- [Assignment]: Please give nothing except the number of lines in the records below that include the word "name".

- [Information shown]:
________

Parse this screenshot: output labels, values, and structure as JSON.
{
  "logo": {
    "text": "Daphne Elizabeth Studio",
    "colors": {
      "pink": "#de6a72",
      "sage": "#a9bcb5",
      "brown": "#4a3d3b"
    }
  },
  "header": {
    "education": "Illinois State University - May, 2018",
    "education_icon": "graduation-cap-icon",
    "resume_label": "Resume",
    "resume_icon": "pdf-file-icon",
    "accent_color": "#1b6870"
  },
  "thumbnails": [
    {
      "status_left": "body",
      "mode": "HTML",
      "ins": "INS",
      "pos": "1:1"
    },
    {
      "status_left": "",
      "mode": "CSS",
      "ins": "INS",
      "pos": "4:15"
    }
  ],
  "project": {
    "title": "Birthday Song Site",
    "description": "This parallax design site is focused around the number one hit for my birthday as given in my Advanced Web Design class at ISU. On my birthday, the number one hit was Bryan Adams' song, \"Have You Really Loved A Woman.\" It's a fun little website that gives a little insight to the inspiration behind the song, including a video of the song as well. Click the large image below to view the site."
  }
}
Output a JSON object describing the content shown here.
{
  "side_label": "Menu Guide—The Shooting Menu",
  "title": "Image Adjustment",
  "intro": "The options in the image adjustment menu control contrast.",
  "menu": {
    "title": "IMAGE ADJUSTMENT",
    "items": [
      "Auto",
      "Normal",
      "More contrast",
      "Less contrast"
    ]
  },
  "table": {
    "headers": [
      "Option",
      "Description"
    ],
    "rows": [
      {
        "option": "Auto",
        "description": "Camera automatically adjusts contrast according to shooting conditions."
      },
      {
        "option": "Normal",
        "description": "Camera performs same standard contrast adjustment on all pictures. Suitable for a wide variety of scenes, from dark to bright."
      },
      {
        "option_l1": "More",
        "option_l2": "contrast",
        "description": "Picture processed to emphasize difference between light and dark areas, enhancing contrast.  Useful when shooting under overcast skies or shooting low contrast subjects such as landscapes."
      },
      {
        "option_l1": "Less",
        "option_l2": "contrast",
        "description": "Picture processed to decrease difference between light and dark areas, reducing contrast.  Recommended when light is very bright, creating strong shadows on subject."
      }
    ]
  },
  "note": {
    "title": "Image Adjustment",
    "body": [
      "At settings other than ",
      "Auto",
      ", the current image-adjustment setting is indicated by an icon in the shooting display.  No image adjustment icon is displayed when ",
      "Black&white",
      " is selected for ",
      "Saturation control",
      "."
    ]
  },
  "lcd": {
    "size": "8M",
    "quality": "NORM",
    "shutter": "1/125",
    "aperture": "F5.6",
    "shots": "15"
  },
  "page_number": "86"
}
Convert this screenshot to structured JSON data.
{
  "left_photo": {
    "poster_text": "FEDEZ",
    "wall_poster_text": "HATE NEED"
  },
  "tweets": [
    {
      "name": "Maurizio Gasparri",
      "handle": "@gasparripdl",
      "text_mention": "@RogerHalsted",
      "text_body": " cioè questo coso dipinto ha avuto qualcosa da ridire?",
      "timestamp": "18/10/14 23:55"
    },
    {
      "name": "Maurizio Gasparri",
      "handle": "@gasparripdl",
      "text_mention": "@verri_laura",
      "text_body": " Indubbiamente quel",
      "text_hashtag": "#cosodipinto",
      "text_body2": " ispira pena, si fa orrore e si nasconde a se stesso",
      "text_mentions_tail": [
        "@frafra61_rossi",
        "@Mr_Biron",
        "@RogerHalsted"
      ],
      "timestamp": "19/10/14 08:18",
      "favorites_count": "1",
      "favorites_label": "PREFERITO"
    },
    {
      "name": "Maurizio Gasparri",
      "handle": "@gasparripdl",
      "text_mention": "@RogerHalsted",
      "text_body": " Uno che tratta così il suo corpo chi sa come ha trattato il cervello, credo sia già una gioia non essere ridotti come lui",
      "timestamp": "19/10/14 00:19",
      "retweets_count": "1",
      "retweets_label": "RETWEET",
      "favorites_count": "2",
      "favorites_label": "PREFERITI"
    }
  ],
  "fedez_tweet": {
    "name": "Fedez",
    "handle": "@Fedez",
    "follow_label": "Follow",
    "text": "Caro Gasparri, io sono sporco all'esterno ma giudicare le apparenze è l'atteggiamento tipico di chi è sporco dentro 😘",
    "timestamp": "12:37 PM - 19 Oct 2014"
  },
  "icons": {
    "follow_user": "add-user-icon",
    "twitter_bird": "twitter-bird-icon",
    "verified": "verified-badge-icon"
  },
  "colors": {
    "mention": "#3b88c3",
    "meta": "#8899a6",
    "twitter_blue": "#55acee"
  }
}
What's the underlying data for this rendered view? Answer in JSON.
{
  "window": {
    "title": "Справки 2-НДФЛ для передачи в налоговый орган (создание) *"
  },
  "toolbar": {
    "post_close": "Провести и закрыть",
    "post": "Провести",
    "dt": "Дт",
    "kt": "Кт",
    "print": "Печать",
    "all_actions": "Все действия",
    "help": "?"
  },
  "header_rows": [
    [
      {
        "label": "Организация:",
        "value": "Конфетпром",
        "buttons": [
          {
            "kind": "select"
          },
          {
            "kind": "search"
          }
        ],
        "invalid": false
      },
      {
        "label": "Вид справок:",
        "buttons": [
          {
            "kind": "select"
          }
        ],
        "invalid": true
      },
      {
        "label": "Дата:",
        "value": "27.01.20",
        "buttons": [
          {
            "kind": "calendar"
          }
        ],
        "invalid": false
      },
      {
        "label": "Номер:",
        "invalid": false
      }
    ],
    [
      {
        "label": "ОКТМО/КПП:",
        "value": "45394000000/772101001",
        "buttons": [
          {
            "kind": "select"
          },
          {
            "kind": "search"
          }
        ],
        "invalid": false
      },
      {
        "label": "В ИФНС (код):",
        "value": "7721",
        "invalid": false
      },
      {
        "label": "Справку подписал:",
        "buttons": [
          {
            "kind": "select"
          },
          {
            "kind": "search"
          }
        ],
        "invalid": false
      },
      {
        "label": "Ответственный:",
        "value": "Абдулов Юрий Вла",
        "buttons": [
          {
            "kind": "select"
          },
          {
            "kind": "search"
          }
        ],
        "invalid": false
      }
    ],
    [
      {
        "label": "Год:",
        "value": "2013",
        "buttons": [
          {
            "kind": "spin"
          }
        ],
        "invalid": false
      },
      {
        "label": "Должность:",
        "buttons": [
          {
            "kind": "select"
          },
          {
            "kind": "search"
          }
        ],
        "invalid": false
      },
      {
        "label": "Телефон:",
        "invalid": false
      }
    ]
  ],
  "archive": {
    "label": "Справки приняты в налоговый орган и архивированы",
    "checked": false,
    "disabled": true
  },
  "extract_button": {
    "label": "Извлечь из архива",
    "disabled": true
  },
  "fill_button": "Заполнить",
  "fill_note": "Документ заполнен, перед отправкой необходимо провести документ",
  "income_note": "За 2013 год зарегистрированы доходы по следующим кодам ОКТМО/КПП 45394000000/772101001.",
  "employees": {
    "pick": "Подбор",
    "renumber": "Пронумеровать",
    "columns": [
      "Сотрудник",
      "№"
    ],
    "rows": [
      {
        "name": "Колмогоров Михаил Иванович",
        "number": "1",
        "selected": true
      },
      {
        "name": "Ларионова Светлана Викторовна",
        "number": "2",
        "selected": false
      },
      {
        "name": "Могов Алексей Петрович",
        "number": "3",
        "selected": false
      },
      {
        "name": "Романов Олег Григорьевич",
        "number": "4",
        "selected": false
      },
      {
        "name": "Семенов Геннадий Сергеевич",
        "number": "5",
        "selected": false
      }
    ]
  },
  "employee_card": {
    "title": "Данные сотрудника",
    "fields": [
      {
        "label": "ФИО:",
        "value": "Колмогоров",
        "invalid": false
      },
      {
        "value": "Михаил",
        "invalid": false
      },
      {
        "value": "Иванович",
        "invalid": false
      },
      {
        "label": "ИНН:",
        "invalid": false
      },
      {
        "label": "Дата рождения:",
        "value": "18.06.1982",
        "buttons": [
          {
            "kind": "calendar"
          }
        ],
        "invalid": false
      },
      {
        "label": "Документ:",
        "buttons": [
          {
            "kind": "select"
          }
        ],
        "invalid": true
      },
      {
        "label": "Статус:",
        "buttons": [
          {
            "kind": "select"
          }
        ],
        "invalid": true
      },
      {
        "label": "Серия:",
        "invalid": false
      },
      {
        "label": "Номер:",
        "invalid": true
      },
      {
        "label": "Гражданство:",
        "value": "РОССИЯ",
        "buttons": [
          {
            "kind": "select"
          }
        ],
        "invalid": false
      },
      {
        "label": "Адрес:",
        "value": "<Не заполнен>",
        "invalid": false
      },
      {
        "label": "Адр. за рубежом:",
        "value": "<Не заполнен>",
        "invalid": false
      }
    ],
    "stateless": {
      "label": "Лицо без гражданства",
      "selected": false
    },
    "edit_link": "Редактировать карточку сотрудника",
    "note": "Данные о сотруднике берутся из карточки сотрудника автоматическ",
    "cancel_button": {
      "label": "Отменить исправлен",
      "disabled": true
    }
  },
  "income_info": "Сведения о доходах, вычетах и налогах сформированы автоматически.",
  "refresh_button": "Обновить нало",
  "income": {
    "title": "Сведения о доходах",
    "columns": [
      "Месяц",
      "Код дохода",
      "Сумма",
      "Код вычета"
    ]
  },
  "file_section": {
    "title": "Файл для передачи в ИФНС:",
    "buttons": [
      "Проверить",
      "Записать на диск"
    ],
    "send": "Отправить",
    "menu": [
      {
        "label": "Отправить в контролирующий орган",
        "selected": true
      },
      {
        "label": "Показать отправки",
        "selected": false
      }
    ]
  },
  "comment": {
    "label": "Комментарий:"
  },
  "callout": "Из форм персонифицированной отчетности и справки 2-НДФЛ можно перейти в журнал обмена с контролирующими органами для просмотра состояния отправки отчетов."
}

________

- [Task answer]: 9